- By October 1996, the institutions called Glendale and Woodlands were both finally closed. Self-advocates who left the institutions were now speaking up for themselves and joining self-advocacy groups in their communities for support. Many self-advocates are now asked by government to participate on committees that set policy regarding their lives.
- In May 2000, with pressure from self-advocates, the provincial government commissioned a review of Woodlands and the report, ‘The Need to Know’, confirmed that abuse did occur and that the problem of abuse at the institution was systemic. The report recommended a full investigation of abuse at BC institutions as well as an apology, compensation and other actions.
- The BC Self Advocacy Foundation asked for a plain language version of the ‘The Need to Know’ Report and the BC government started a process to inform former residents about the report and ask them to respond. Four information sessions were set up around the province, and something unprecedented happened. Former residents were asked to respond to the report’s recommendations and to say what they think should happen next.

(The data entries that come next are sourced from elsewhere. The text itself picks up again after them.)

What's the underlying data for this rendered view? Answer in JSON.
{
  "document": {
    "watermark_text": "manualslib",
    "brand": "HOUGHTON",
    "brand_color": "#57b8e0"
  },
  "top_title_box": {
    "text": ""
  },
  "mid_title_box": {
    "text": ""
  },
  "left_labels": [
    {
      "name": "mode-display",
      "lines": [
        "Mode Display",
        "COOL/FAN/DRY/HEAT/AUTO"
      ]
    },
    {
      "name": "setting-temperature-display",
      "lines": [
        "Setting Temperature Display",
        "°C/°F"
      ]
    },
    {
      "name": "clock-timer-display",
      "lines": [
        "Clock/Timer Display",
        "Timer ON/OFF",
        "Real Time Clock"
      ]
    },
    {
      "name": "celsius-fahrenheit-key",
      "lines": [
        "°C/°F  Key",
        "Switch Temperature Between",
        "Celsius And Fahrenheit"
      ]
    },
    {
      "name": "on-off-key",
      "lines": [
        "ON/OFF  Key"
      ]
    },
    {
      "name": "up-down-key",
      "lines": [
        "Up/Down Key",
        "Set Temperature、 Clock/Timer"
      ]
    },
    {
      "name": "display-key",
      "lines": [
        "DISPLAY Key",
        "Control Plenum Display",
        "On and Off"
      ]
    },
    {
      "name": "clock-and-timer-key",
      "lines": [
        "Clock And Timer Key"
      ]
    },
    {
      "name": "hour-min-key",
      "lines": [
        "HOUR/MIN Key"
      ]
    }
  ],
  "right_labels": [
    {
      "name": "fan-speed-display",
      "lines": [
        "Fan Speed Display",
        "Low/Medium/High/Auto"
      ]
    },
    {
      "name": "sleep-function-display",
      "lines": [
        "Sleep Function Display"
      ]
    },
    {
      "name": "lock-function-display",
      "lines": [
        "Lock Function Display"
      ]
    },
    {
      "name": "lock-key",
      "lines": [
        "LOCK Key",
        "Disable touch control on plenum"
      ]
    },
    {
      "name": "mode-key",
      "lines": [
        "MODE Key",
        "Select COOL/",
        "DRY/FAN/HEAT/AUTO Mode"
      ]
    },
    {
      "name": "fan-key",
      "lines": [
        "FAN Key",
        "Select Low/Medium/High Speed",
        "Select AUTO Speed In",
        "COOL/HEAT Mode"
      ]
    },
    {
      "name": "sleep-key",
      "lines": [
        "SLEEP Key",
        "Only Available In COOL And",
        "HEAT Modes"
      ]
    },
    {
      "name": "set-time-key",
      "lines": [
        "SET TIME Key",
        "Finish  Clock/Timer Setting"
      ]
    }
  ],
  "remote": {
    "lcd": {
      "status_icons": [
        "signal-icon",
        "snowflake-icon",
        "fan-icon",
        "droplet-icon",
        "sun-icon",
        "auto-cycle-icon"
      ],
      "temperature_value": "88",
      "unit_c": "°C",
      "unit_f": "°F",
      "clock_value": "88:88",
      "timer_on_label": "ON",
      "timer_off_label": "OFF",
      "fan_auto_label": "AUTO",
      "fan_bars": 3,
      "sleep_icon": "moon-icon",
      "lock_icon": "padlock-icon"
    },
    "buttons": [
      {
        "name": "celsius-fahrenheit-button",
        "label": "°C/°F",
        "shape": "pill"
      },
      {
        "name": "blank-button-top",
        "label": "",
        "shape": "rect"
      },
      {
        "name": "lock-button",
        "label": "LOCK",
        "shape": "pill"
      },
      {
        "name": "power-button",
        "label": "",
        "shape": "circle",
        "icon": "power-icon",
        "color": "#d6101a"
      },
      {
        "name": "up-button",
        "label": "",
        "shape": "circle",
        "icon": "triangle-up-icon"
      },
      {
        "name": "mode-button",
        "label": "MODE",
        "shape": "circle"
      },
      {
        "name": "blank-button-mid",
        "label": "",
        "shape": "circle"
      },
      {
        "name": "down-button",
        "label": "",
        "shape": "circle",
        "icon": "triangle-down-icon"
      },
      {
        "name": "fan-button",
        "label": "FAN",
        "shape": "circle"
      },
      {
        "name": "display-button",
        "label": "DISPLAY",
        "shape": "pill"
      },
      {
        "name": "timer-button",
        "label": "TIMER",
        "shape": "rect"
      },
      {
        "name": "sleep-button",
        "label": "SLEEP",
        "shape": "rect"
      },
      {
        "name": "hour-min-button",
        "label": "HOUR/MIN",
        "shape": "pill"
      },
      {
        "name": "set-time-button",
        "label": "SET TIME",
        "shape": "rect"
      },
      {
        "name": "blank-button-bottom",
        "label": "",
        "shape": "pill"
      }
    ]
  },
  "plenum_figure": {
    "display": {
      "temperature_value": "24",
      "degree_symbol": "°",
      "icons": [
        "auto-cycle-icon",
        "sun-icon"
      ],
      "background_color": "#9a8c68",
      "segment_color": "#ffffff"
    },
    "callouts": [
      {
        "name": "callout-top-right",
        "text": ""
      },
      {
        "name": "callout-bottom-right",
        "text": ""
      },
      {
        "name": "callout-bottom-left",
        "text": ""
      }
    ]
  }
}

The recommendations included that the BC government promise that institutions for people with developmental disabilities will never be opened again.
- In July 2000, the society called H.O.M.E.S. (Healthy Opportunities for Meaningful Experiences Society) sponsored the first Retreat at Edenvale for self-advocate leaders in the Fraser Valley (Abbotsford, Mission and Chilliwack, BC) that lead to the creation of the Fraser Valley Self Advocacy Network.
- In November 2000, H.O.M.E.S. sponsored the second Edenvale Retreat for self-advocates that led to the creation of this Website called www.SelfAdvocateNet.com. Self advocates now have their own Website thanks to the sponsorship of The HOME Society, CareNetBC, WestPro NGO and Cam Dore for co-coordinating the website.
- On March 11, 2010 the Canadian government ratified the UN Convention on the Rights of Persons with Disabilities.
- In 2010, the Self-Advocates Seeding Innovation (SASI), coordinated by the BC Association for Community Living and Sponsored by the CLBC Innovations Committee, brought 25 new projects to life. These 25 projects brought people together and inspired change through art, theatre, press, media, social media, story telling, conferences, workshops, and self-advocate recruitment events.
- In May 2014, BC People First held the We are Stronger Standing Together Conference.
The powerful lessons learned from the self-advocacy movement go beyond the world of disabilities. The concepts of plain language, inclusion, and community living are all borne out of the self-advocacy movement. The path to achieve those goals can teach all of us about learning to slow down in this fast-paced world and make sure that everyone is included along the way and treated with respect. The self-advocacy movement is still growing and is committed to closing all segregated environments so that everyone is included in their community. Today in BC, there are over 35 self-advocacy groups around the province making BC the leader of the self-advocacy movement in Canada. The momentum continues today to work towards raising awareness and promoting equality for all.